It is likely that our frame of mind will have some impact on our interpretation so, for the present, simply use the charts, above, to note what you are seeing as well as your feelings and any SUD, etc.

There are other images in our head that are not so benign and they, too, can take on a range of forms. The beliefs associated with those images can help make our life more or less un/bearable.  Here are some common beliefs held by many people – but likely to get us into difficulties:

“I should always put other people first”

“I should be happy all the time”, or “I am entitled to be happy”

“I should always know the answers”

“I should always be strong and in control”

“I am never wrong”

“I must succeed”

…. even taking the “always” out of some such beliefs can still lead us into murky waters!

These examples demonstrate some well documented patterns of thinking that can get us into trouble. Patterns include:

Selectively attending to things that are convenient to us; preferring to get it right, rather than accurate.

Asserting something with little evidence.

Exaggerating some things and minimising others; e.g  truth and beauty are all; there is nothing you can do about it.

Relying on generalisations resulting in always getting it wrong.

Personalisation; you are always getting it wrong (and, maybe, inferring I must be right).

Inferring things in an arbitrary way; “if only you did things my way .….”

Maybe you can think of some patterns of your own; my list is not intended to cover all and everything.


Float back to a time when you had an argument with some-one.

What was it about?

Who said what, to whom?

What assumptions appeared to keep the argument going?

What stopped the argument slowing down?

What beliefs did you, and the other party, appear to possess that made it difficult for the two of you to agree?

Has the argument recurred a few time in the past? If so, what set off the arguments each time?

What stopped the argument in the end.

Put your notes down and take a break. Pick them up after an interval of time – a day or so – and consider, from the list above, what pattern of thoughts you used during the argument. Those patterns are likely to cast light on your Drivers and Injunctions.

What conclusions do your draw about your own thinking patterns? Bear in mind – if this proves a difficult experiment to conclude – that you may need more time to distance yourself from the patterns you do possess!!  Come back to your notes at an even later date.

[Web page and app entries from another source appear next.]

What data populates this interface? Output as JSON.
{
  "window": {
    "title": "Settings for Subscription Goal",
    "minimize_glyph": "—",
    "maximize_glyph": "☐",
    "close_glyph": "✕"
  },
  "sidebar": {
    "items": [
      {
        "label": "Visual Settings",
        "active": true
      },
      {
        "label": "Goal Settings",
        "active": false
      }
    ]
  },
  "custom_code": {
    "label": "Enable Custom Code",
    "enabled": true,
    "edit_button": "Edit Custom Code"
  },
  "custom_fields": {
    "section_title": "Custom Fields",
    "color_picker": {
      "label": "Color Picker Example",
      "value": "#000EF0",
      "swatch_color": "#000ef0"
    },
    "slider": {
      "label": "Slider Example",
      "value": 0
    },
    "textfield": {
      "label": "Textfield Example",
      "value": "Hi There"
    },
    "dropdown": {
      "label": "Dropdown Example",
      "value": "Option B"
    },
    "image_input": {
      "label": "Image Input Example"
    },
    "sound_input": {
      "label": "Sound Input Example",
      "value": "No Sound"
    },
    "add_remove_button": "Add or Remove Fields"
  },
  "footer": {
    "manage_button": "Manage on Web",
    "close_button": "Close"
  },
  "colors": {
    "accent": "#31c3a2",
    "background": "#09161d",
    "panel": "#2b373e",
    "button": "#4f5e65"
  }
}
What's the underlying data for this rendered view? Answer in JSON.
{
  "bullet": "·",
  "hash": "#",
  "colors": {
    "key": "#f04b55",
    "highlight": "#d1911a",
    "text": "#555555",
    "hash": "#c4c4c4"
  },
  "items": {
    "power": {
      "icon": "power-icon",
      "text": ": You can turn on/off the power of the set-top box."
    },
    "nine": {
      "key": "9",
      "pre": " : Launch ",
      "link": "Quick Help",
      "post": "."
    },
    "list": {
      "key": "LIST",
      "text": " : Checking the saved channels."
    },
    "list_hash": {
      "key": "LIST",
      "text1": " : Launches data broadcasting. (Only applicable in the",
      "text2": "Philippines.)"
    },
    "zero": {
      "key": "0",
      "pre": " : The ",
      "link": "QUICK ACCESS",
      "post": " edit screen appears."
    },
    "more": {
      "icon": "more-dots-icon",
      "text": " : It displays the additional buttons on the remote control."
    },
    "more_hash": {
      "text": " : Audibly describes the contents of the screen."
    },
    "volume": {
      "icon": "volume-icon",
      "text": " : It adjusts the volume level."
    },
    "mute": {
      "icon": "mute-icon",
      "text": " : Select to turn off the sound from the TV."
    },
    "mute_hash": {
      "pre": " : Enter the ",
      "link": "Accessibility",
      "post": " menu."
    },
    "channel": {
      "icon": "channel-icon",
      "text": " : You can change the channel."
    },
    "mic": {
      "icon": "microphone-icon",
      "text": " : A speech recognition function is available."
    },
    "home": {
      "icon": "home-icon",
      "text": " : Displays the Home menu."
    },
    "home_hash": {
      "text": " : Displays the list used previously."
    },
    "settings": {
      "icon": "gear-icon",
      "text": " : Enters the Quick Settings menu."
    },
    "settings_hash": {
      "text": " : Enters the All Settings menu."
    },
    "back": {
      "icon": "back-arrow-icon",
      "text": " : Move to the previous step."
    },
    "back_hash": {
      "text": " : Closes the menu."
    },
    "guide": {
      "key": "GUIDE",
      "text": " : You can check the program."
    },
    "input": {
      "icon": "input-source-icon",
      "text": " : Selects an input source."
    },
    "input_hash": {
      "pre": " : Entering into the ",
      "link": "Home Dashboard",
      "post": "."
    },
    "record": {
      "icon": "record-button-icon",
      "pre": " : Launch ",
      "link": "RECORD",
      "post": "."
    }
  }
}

Do not infer anything about the other person’s thoughts.  It’s not a good use of your time. You can ask and be curious about what you get!


Return to:


What is a nudge

Cognitive Behavioural Therapy (CBT)

Experiments with our communications

Complications when communicating